== YOUR TASK ==
Should a line in the entries below contain "material", return that line.

Dataset excerpts
'''

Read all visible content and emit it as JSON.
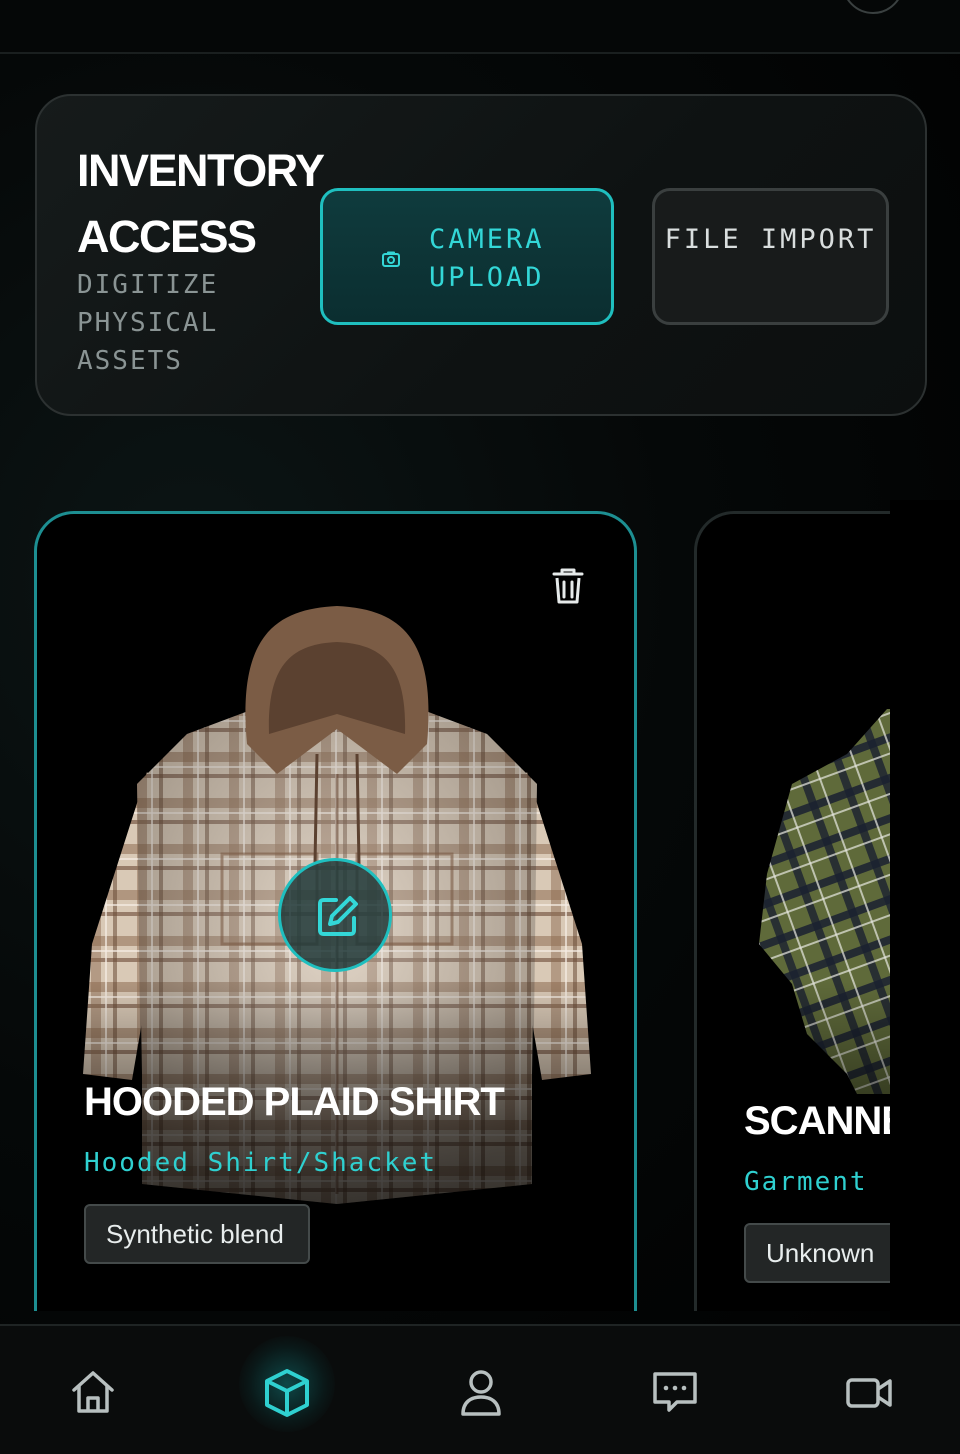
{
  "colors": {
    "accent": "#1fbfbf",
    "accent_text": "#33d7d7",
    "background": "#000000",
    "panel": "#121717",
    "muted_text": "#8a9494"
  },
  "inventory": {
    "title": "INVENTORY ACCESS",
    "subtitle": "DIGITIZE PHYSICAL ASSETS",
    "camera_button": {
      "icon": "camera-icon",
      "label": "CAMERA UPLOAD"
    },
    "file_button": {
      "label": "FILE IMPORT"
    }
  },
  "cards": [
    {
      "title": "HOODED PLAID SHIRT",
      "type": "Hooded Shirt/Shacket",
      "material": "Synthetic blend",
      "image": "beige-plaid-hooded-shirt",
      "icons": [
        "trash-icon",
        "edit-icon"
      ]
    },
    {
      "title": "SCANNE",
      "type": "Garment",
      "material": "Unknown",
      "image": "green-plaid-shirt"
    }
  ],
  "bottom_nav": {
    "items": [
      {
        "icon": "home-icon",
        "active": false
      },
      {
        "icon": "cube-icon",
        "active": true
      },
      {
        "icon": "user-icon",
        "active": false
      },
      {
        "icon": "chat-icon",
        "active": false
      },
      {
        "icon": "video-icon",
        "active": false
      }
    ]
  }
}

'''
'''

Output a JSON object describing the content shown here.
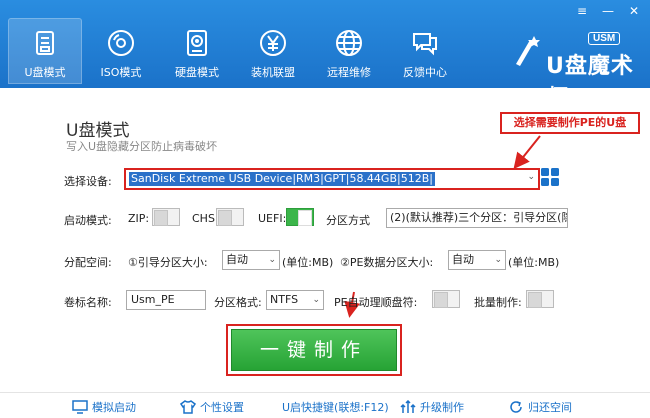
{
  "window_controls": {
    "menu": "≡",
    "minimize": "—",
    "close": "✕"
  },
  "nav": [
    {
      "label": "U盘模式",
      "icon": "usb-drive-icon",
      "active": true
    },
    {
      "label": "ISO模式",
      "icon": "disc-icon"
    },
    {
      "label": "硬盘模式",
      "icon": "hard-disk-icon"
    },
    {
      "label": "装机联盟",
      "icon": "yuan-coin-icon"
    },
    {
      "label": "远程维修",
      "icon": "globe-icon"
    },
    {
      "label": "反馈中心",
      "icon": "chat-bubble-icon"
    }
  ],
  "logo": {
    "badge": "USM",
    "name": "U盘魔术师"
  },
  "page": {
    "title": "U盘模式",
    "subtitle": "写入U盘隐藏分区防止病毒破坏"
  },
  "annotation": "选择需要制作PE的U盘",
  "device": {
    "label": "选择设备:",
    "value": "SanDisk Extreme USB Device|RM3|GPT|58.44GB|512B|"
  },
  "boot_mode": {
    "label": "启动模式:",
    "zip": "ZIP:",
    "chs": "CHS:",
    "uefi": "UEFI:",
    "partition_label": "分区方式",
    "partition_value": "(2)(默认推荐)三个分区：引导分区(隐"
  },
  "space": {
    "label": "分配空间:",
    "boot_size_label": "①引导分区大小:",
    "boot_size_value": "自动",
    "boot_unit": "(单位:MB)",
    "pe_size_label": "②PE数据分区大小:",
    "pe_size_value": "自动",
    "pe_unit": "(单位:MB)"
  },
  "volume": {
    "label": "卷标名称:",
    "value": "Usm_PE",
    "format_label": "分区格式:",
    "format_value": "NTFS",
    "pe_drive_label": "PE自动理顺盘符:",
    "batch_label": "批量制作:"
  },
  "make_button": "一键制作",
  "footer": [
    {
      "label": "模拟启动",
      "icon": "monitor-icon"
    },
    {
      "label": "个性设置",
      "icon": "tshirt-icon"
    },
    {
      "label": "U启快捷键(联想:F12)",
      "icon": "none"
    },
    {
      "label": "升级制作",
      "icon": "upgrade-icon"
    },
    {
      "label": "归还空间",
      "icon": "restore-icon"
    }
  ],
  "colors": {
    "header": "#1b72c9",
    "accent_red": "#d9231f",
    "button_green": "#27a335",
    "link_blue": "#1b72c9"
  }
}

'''

== REPLY ==
      "material": "Synthetic blend",
      "material": "Unknown",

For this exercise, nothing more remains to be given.